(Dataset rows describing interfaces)
▬▬▬

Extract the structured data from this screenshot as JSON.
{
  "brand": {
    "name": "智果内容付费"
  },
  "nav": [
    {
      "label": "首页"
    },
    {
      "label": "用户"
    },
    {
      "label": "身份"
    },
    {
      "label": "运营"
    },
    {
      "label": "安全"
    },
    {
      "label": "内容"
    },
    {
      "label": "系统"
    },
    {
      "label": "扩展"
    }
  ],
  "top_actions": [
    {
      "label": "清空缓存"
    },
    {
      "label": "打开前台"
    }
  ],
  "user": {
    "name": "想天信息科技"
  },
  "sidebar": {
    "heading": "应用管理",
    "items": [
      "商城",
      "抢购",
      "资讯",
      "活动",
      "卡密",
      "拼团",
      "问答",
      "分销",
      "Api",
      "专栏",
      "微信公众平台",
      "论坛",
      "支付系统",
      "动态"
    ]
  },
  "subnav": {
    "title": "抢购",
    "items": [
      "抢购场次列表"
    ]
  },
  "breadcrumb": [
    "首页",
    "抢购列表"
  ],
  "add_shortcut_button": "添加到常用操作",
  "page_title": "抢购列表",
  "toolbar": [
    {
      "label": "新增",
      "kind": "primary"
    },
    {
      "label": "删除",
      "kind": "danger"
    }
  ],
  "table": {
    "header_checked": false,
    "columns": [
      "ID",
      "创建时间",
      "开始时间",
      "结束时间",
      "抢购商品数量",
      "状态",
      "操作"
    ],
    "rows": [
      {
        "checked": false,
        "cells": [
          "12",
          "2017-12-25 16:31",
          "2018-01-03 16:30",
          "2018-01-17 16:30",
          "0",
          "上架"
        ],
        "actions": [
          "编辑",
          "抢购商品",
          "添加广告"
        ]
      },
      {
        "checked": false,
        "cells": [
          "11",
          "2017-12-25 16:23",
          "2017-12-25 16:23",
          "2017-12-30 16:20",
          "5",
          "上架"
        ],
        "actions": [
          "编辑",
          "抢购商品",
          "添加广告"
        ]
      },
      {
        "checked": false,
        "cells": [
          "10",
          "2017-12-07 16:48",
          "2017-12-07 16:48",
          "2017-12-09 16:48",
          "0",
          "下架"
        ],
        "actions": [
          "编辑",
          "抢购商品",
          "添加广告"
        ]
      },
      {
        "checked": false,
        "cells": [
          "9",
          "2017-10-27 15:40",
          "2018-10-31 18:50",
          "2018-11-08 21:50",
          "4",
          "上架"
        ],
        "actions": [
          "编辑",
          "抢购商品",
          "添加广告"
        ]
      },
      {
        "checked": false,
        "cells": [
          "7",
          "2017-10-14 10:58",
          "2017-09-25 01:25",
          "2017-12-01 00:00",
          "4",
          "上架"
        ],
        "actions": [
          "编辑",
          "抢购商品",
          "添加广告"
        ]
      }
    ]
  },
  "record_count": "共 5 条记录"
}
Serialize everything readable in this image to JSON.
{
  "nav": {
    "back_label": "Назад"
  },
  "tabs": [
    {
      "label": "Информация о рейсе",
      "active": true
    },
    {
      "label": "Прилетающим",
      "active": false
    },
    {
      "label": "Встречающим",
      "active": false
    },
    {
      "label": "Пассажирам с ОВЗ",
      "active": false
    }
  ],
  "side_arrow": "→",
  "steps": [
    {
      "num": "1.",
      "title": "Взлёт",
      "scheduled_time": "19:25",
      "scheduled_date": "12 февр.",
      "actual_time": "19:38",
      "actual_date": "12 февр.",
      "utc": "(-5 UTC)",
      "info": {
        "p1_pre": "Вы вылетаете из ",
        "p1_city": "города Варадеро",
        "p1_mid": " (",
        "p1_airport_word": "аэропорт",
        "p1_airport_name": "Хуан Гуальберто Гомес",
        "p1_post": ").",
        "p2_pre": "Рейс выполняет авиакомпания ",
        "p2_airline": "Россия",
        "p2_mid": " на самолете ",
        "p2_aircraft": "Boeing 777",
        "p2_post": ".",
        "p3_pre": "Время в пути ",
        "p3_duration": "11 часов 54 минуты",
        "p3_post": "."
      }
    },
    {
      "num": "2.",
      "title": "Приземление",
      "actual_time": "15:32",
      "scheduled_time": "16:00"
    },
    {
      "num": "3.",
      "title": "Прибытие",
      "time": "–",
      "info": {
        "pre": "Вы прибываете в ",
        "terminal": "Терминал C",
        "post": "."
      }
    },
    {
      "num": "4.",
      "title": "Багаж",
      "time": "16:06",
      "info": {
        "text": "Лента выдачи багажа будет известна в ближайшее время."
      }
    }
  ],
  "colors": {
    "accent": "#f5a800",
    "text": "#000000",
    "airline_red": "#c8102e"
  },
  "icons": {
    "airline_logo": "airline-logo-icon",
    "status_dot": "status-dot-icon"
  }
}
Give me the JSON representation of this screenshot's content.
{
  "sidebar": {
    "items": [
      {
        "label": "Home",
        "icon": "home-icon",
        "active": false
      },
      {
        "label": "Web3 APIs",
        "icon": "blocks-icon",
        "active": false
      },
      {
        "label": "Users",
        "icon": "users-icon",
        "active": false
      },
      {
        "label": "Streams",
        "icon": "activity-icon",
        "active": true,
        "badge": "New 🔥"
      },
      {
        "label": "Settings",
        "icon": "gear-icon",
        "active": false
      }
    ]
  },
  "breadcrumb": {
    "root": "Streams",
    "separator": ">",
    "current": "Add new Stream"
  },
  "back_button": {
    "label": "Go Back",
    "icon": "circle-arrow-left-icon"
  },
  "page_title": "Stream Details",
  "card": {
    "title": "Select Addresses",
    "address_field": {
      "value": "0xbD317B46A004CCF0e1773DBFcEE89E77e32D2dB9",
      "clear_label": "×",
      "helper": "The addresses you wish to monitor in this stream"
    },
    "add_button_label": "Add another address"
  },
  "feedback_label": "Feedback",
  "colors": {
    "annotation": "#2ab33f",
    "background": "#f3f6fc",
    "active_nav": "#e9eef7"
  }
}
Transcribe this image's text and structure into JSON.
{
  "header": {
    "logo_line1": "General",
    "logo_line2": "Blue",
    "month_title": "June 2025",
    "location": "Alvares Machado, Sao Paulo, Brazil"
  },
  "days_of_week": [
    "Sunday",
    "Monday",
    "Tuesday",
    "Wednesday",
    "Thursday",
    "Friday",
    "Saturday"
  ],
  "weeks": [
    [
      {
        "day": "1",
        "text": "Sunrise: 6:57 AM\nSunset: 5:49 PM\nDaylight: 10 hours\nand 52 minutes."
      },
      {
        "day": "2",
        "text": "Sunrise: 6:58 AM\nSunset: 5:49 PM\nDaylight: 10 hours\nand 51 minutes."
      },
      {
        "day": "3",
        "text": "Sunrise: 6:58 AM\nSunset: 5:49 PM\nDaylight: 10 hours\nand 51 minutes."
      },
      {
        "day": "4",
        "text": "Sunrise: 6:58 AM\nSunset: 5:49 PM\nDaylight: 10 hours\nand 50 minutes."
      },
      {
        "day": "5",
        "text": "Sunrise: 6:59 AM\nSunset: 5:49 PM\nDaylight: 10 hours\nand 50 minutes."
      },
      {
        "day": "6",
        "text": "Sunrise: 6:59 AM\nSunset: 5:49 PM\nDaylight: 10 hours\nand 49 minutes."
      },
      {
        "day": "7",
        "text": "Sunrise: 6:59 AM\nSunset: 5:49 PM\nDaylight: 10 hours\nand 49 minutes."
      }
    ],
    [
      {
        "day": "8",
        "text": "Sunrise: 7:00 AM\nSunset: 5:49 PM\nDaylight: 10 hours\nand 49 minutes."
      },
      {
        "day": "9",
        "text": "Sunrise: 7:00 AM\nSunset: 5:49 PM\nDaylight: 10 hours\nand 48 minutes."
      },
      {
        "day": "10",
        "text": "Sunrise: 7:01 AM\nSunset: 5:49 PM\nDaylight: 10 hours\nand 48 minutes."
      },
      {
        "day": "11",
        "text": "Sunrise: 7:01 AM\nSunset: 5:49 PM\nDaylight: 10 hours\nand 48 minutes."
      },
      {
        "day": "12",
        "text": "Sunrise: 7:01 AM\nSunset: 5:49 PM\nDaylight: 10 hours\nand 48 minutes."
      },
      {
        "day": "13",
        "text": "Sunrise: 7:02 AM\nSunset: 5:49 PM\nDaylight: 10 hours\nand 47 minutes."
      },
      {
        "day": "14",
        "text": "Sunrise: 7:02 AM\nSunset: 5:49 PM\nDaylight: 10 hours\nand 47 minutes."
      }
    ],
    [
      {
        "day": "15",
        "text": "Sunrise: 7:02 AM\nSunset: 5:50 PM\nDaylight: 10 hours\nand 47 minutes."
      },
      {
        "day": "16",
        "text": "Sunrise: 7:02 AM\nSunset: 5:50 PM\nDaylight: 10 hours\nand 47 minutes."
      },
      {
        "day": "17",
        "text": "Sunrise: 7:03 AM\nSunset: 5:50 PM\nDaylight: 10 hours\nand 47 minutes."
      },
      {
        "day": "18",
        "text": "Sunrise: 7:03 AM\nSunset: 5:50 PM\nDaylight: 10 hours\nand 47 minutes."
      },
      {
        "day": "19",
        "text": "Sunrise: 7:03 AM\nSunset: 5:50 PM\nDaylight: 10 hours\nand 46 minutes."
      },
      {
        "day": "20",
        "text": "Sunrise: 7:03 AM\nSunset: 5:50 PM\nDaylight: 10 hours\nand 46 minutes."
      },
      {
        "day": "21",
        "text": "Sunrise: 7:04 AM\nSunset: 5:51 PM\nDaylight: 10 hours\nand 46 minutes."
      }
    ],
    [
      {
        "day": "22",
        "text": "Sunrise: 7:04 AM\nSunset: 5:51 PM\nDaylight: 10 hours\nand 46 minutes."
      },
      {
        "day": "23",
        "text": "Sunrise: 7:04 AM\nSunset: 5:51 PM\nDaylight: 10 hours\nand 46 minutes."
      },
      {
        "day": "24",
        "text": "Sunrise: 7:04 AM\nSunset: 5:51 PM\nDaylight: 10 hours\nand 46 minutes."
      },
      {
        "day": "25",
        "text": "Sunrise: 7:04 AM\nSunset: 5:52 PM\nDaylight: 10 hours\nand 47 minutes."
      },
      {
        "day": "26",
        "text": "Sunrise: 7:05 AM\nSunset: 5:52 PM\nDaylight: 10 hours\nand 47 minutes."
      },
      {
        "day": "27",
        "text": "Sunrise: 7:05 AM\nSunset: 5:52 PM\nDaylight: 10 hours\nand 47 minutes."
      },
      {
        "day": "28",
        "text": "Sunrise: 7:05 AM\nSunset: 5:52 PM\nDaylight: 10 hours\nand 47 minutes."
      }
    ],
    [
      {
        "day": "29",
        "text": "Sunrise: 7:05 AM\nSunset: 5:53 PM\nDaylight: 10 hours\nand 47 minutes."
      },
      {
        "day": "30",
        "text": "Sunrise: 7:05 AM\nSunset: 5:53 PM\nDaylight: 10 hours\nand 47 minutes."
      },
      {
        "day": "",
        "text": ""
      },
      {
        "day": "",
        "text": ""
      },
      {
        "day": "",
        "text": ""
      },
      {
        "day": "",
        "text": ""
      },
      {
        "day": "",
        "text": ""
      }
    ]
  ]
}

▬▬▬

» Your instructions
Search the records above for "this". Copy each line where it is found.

» Response
Extract the structured data from this screenshot as JSON.
Serialize everything readable in this image to JSON.
Give me the JSON representation of this screenshot's content.
      "helper": "The addresses you wish to monitor in this stream"
Transcribe this image's text and structure into JSON.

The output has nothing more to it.